Task inputs:
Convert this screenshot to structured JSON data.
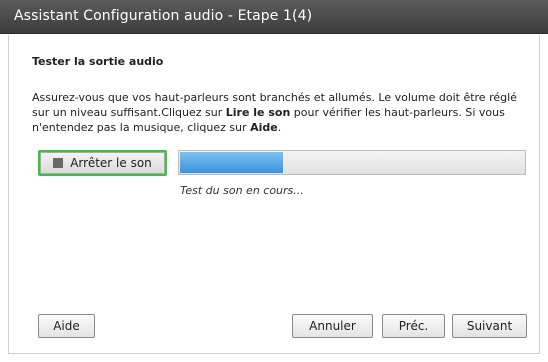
{
  "window": {
    "title": "Assistant Configuration audio - Etape 1(4)"
  },
  "section": {
    "title": "Tester la sortie audio"
  },
  "instructions": {
    "part1": "Assurez-vous que vos haut-parleurs sont branchés et allumés. Le volume doit être réglé sur un niveau suffisant.Cliquez sur ",
    "bold1": "Lire le son",
    "part2": " pour vérifier les haut-parleurs. Si vous n'entendez pas la musique, cliquez sur ",
    "bold2": "Aide",
    "part3": "."
  },
  "audio_test": {
    "stop_label": "Arrêter le son",
    "progress_fraction": 0.3,
    "status": "Test du son en cours..."
  },
  "footer": {
    "help_label": "Aide",
    "cancel_label": "Annuler",
    "prev_label": "Préc.",
    "next_label": "Suivant"
  },
  "colors": {
    "focus_ring": "#39c23d",
    "progress_fill": "#3b93df",
    "titlebar": "#4a4a4a"
  },
  "icons": {
    "stop": "stop-icon"
  }
}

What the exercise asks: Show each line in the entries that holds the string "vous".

Output for this task:
    "part1": "Assurez-vous que vos haut-parleurs sont branchés et allumés. Le volume doit être réglé sur un niveau suffisant.Cliquez sur ",
    "part2": " pour vérifier les haut-parleurs. Si vous n'entendez pas la musique, cliquez sur ",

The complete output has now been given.